## Task brief:
An exact reproduction of the listing is wanted, with the pictures dropped.

## Entries provided:
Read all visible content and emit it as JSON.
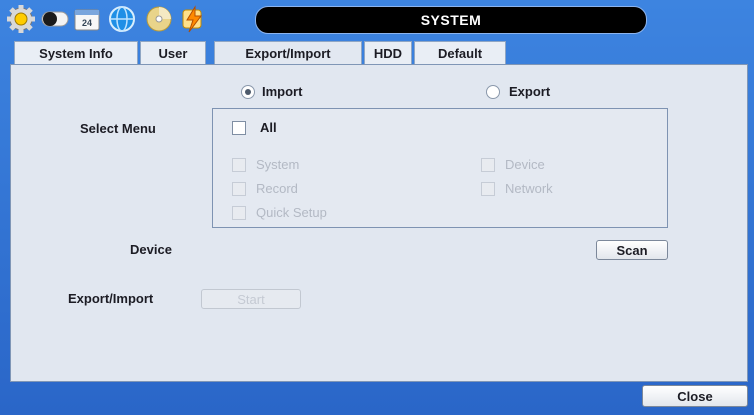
{
  "window": {
    "title": "SYSTEM"
  },
  "tabs": [
    {
      "label": "System Info"
    },
    {
      "label": "User"
    },
    {
      "label": "Export/Import"
    },
    {
      "label": "HDD"
    },
    {
      "label": "Default"
    }
  ],
  "mode": {
    "import_label": "Import",
    "export_label": "Export",
    "selected": "Import"
  },
  "select_menu": {
    "label": "Select Menu",
    "all_label": "All",
    "items": [
      {
        "label": "System"
      },
      {
        "label": "Device"
      },
      {
        "label": "Record"
      },
      {
        "label": "Network"
      },
      {
        "label": "Quick Setup"
      }
    ]
  },
  "device": {
    "label": "Device",
    "scan_label": "Scan"
  },
  "export_import": {
    "label": "Export/Import",
    "start_label": "Start"
  },
  "footer": {
    "close_label": "Close"
  },
  "colors": {
    "background": "#2a66c8",
    "panel": "#e1e7f0",
    "title_bar": "#000000"
  },
  "icons": [
    "gear-icon",
    "toggle-icon",
    "calendar-icon",
    "globe-icon",
    "disc-icon",
    "lightning-icon"
  ]
}
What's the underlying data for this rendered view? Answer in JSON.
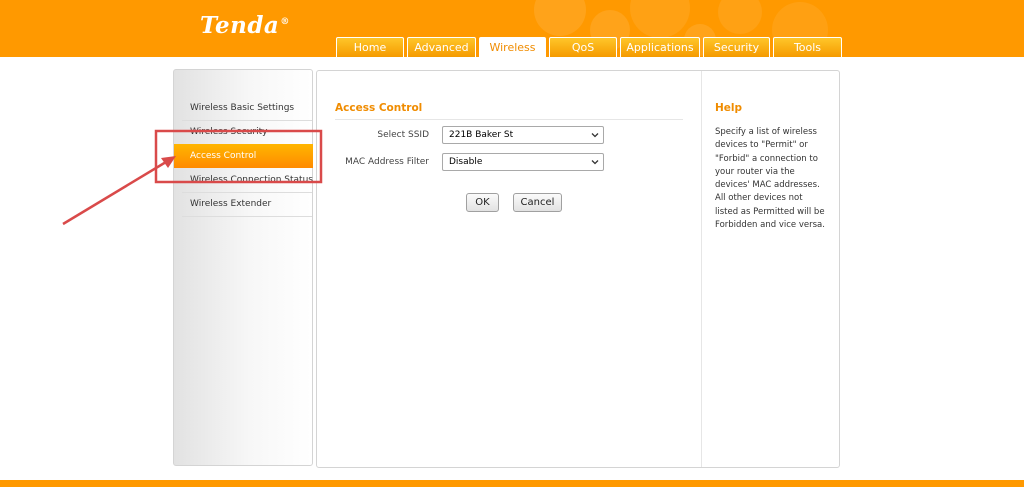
{
  "brand": {
    "logo_text": "Tenda"
  },
  "nav": {
    "tabs": [
      {
        "label": "Home",
        "active": false
      },
      {
        "label": "Advanced",
        "active": false
      },
      {
        "label": "Wireless",
        "active": true
      },
      {
        "label": "QoS",
        "active": false
      },
      {
        "label": "Applications",
        "active": false
      },
      {
        "label": "Security",
        "active": false
      },
      {
        "label": "Tools",
        "active": false
      }
    ]
  },
  "sidebar": {
    "items": [
      {
        "label": "Wireless Basic Settings",
        "active": false
      },
      {
        "label": "Wireless Security",
        "active": false
      },
      {
        "label": "Access Control",
        "active": true
      },
      {
        "label": "Wireless Connection Status",
        "active": false
      },
      {
        "label": "Wireless Extender",
        "active": false
      }
    ]
  },
  "main": {
    "title": "Access Control",
    "ssid_label": "Select SSID",
    "ssid_value": "221B Baker St",
    "mac_label": "MAC Address Filter",
    "mac_value": "Disable",
    "ok_label": "OK",
    "cancel_label": "Cancel"
  },
  "help": {
    "title": "Help",
    "text": "Specify a list of wireless devices to \"Permit\" or \"Forbid\" a connection to your router via the devices' MAC addresses. All other devices not listed as Permitted will be Forbidden and vice versa."
  },
  "colors": {
    "brand_orange": "#ff9900",
    "accent_text": "#f08c00",
    "annotation_red": "#d94a4a"
  }
}
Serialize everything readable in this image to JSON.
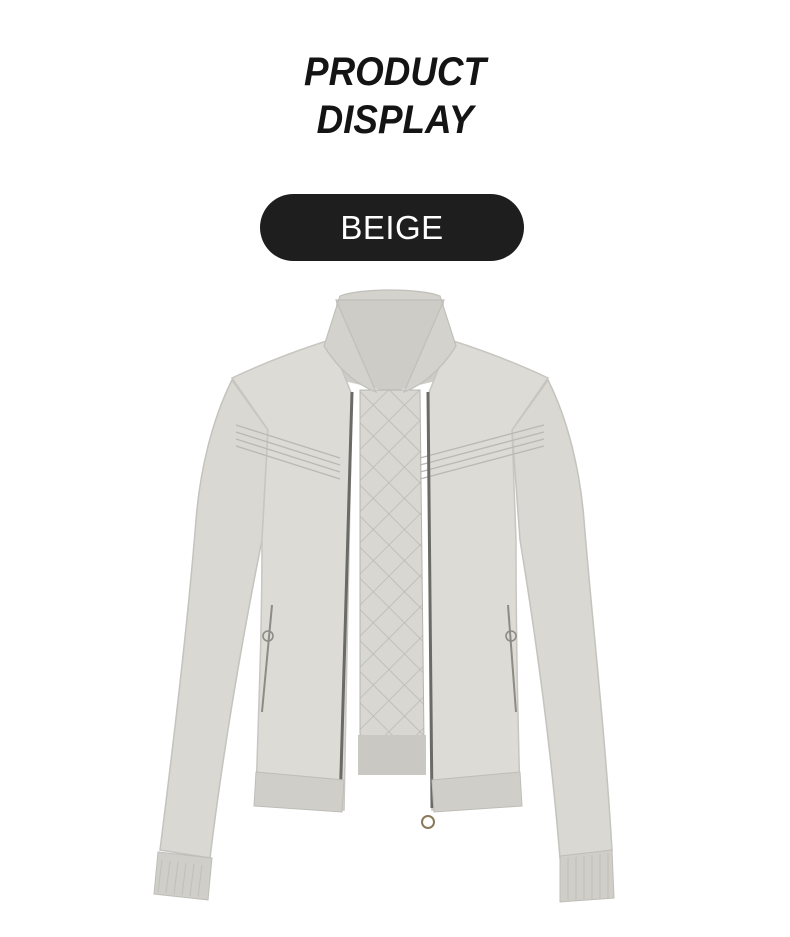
{
  "heading": {
    "line1": "PRODUCT",
    "line2": "DISPLAY"
  },
  "color_badge": {
    "label": "BEIGE"
  },
  "product_image": {
    "subject": "beige quilted-lined bomber jacket",
    "colors": {
      "fabric": "#dcdbd6",
      "shadow": "#c2c1bc",
      "rib": "#d0cfca",
      "lining": "#d6d5d0",
      "zipper": "#6a6a66"
    }
  }
}
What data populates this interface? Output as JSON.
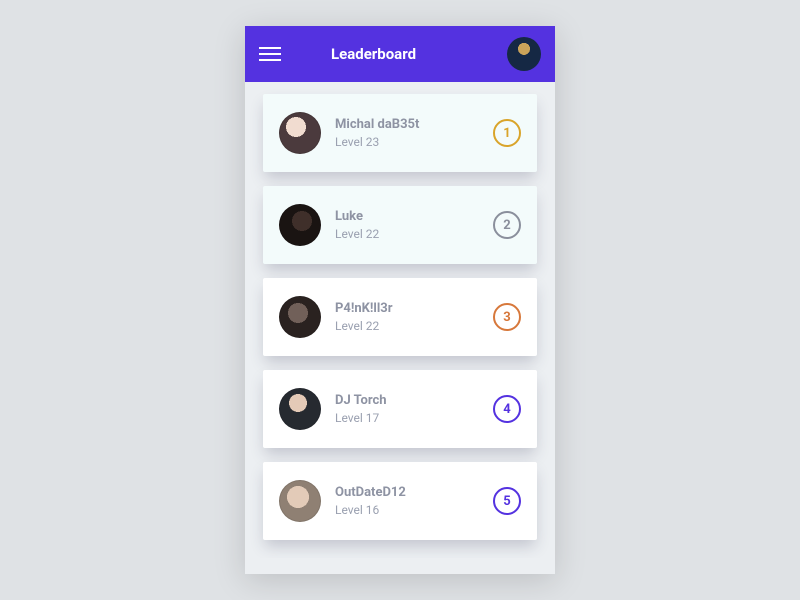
{
  "header": {
    "title": "Leaderboard"
  },
  "rank_colors": {
    "gold": "#d9a42a",
    "silver": "#8a8f9c",
    "bronze": "#d7783b",
    "accent": "#5432e0"
  },
  "players": [
    {
      "name": "Michal daB35t",
      "level_label": "Level 23",
      "rank": "1",
      "rank_color": "gold",
      "tint": true,
      "avatar_class": "av1"
    },
    {
      "name": "Luke",
      "level_label": "Level 22",
      "rank": "2",
      "rank_color": "silver",
      "tint": true,
      "avatar_class": "av2"
    },
    {
      "name": "P4!nK!ll3r",
      "level_label": "Level 22",
      "rank": "3",
      "rank_color": "bronze",
      "tint": false,
      "avatar_class": "av3"
    },
    {
      "name": "DJ Torch",
      "level_label": "Level 17",
      "rank": "4",
      "rank_color": "accent",
      "tint": false,
      "avatar_class": "av4"
    },
    {
      "name": "OutDateD12",
      "level_label": "Level 16",
      "rank": "5",
      "rank_color": "accent",
      "tint": false,
      "avatar_class": "av5"
    }
  ]
}
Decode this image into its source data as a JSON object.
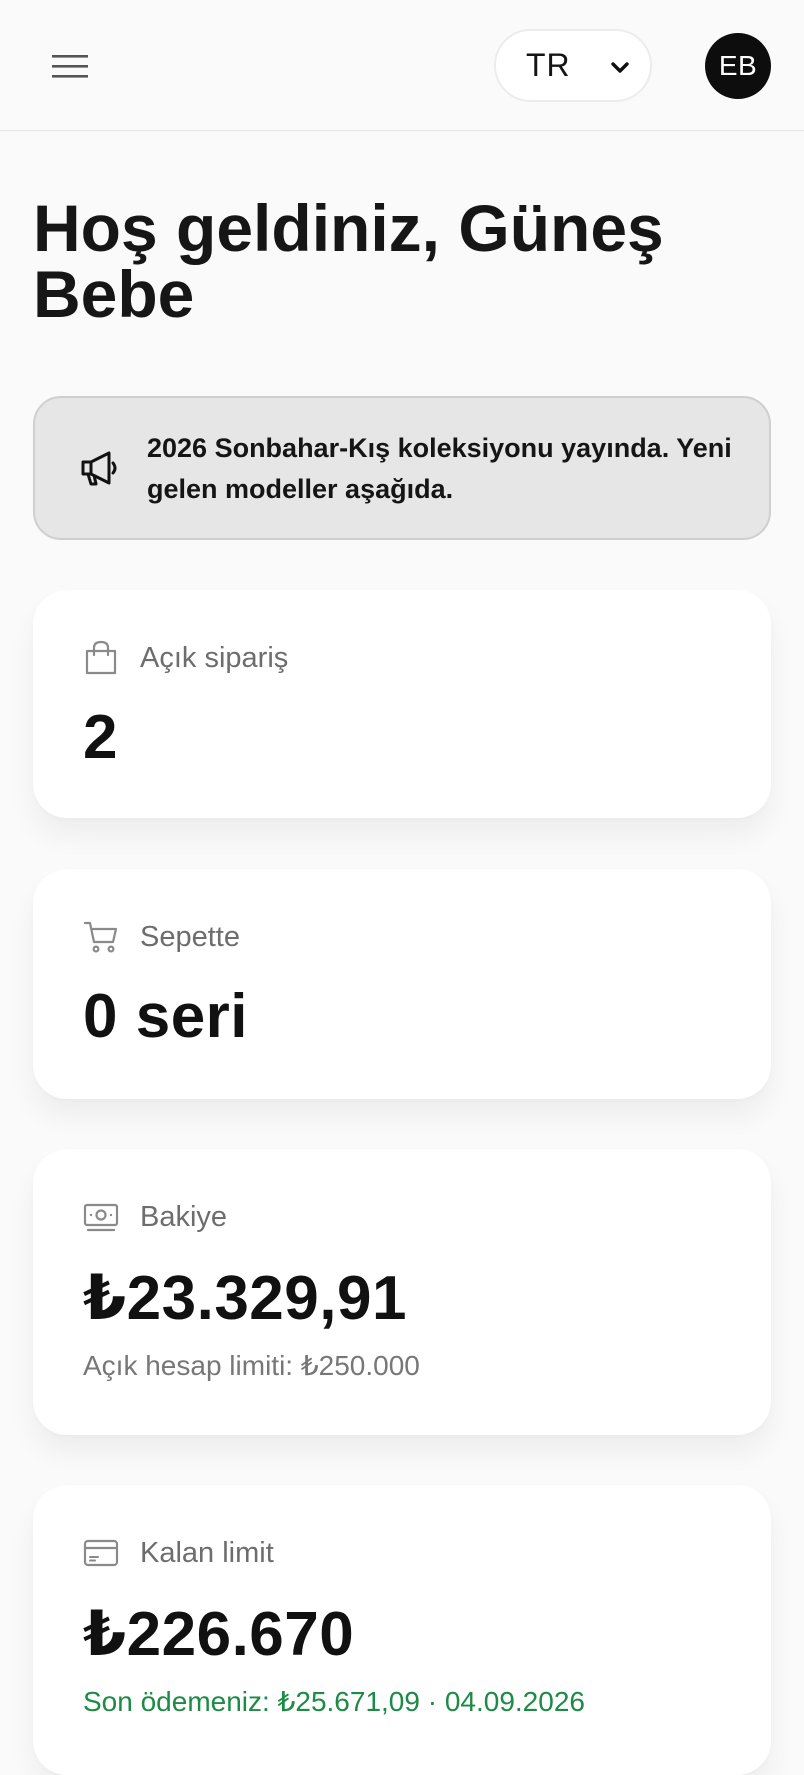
{
  "header": {
    "menu_icon": "hamburger-menu-icon",
    "language": {
      "selected": "TR"
    },
    "avatar_initials": "EB"
  },
  "welcome": {
    "title": "Hoş geldiniz, Güneş Bebe"
  },
  "announcement": {
    "icon": "megaphone-icon",
    "text": "2026 Sonbahar-Kış koleksiyonu yayında. Yeni gelen modeller aşağıda."
  },
  "cards": {
    "open_orders": {
      "icon": "shopping-bag-icon",
      "label": "Açık sipariş",
      "value": "2"
    },
    "cart": {
      "icon": "cart-icon",
      "label": "Sepette",
      "value": "0 seri"
    },
    "balance": {
      "icon": "banknote-icon",
      "label": "Bakiye",
      "value": "₺23.329,91",
      "sub": "Açık hesap limiti: ₺250.000"
    },
    "remaining_limit": {
      "icon": "credit-card-icon",
      "label": "Kalan limit",
      "value": "₺226.670",
      "sub": "Son ödemeniz: ₺25.671,09 · 04.09.2026"
    }
  },
  "colors": {
    "background": "#fafafa",
    "announcement_bg": "#e6e6e6",
    "avatar_bg": "#0d0d0d",
    "positive_text": "#1d8a45"
  }
}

## Expected output:
Read all visible content and emit it as JSON.
{
  "window": {
    "title": "SYSTEM"
  },
  "tabs": [
    {
      "label": "System Info"
    },
    {
      "label": "User"
    },
    {
      "label": "Export/Import"
    },
    {
      "label": "HDD"
    },
    {
      "label": "Default"
    }
  ],
  "mode": {
    "import_label": "Import",
    "export_label": "Export",
    "selected": "Import"
  },
  "select_menu": {
    "label": "Select Menu",
    "all_label": "All",
    "items": [
      {
        "label": "System"
      },
      {
        "label": "Device"
      },
      {
        "label": "Record"
      },
      {
        "label": "Network"
      },
      {
        "label": "Quick Setup"
      }
    ]
  },
  "device": {
    "label": "Device",
    "scan_label": "Scan"
  },
  "export_import": {
    "label": "Export/Import",
    "start_label": "Start"
  },
  "footer": {
    "close_label": "Close"
  },
  "colors": {
    "background": "#2a66c8",
    "panel": "#e1e7f0",
    "title_bar": "#000000"
  },
  "icons": [
    "gear-icon",
    "toggle-icon",
    "calendar-icon",
    "globe-icon",
    "disc-icon",
    "lightning-icon"
  ]
}
What's the underlying data for this rendered view? Answer in JSON.
{
  "brand": {
    "logo_text": "Tenda"
  },
  "nav": {
    "tabs": [
      {
        "label": "Home",
        "active": false
      },
      {
        "label": "Advanced",
        "active": false
      },
      {
        "label": "Wireless",
        "active": true
      },
      {
        "label": "QoS",
        "active": false
      },
      {
        "label": "Applications",
        "active": false
      },
      {
        "label": "Security",
        "active": false
      },
      {
        "label": "Tools",
        "active": false
      }
    ]
  },
  "sidebar": {
    "items": [
      {
        "label": "Wireless Basic Settings",
        "active": false
      },
      {
        "label": "Wireless Security",
        "active": false
      },
      {
        "label": "Access Control",
        "active": true
      },
      {
        "label": "Wireless Connection Status",
        "active": false
      },
      {
        "label": "Wireless Extender",
        "active": false
      }
    ]
  },
  "main": {
    "title": "Access Control",
    "ssid_label": "Select SSID",
    "ssid_value": "221B Baker St",
    "mac_label": "MAC Address Filter",
    "mac_value": "Disable",
    "ok_label": "OK",
    "cancel_label": "Cancel"
  },
  "help": {
    "title": "Help",
    "text": "Specify a list of wireless devices to \"Permit\" or \"Forbid\" a connection to your router via the devices' MAC addresses. All other devices not listed as Permitted will be Forbidden and vice versa."
  },
  "colors": {
    "brand_orange": "#ff9900",
    "accent_text": "#f08c00",
    "annotation_red": "#d94a4a"
  }
}
Serialize everything readable in this image to JSON.
{
  "heading": {
    "line1": "PRODUCT",
    "line2": "DISPLAY"
  },
  "color_badge": {
    "label": "BEIGE"
  },
  "product_image": {
    "subject": "beige quilted-lined bomber jacket",
    "colors": {
      "fabric": "#dcdbd6",
      "shadow": "#c2c1bc",
      "rib": "#d0cfca",
      "lining": "#d6d5d0",
      "zipper": "#6a6a66"
    }
  }
}
What data populates this interface? Output as JSON.
{
  "header": {
    "title": "Leaderboard"
  },
  "rank_colors": {
    "gold": "#d9a42a",
    "silver": "#8a8f9c",
    "bronze": "#d7783b",
    "accent": "#5432e0"
  },
  "players": [
    {
      "name": "Michal daB35t",
      "level_label": "Level 23",
      "rank": "1",
      "rank_color": "gold",
      "tint": true,
      "avatar_class": "av1"
    },
    {
      "name": "Luke",
      "level_label": "Level 22",
      "rank": "2",
      "rank_color": "silver",
      "tint": true,
      "avatar_class": "av2"
    },
    {
      "name": "P4!nK!ll3r",
      "level_label": "Level 22",
      "rank": "3",
      "rank_color": "bronze",
      "tint": false,
      "avatar_class": "av3"
    },
    {
      "name": "DJ Torch",
      "level_label": "Level 17",
      "rank": "4",
      "rank_color": "accent",
      "tint": false,
      "avatar_class": "av4"
    },
    {
      "name": "OutDateD12",
      "level_label": "Level 16",
      "rank": "5",
      "rank_color": "accent",
      "tint": false,
      "avatar_class": "av5"
    }
  ]
}
Decode this image into its source data as a JSON object.
{
  "header": {
    "menu_icon": "hamburger-menu-icon",
    "language": {
      "selected": "TR"
    },
    "avatar_initials": "EB"
  },
  "welcome": {
    "title": "Hoş geldiniz, Güneş Bebe"
  },
  "announcement": {
    "icon": "megaphone-icon",
    "text": "2026 Sonbahar-Kış koleksiyonu yayında. Yeni gelen modeller aşağıda."
  },
  "cards": {
    "open_orders": {
      "icon": "shopping-bag-icon",
      "label": "Açık sipariş",
      "value": "2"
    },
    "cart": {
      "icon": "cart-icon",
      "label": "Sepette",
      "value": "0 seri"
    },
    "balance": {
      "icon": "banknote-icon",
      "label": "Bakiye",
      "value": "₺23.329,91",
      "sub": "Açık hesap limiti: ₺250.000"
    },
    "remaining_limit": {
      "icon": "credit-card-icon",
      "label": "Kalan limit",
      "value": "₺226.670",
      "sub": "Son ödemeniz: ₺25.671,09 · 04.09.2026"
    }
  },
  "colors": {
    "background": "#fafafa",
    "announcement_bg": "#e6e6e6",
    "avatar_bg": "#0d0d0d",
    "positive_text": "#1d8a45"
  }
}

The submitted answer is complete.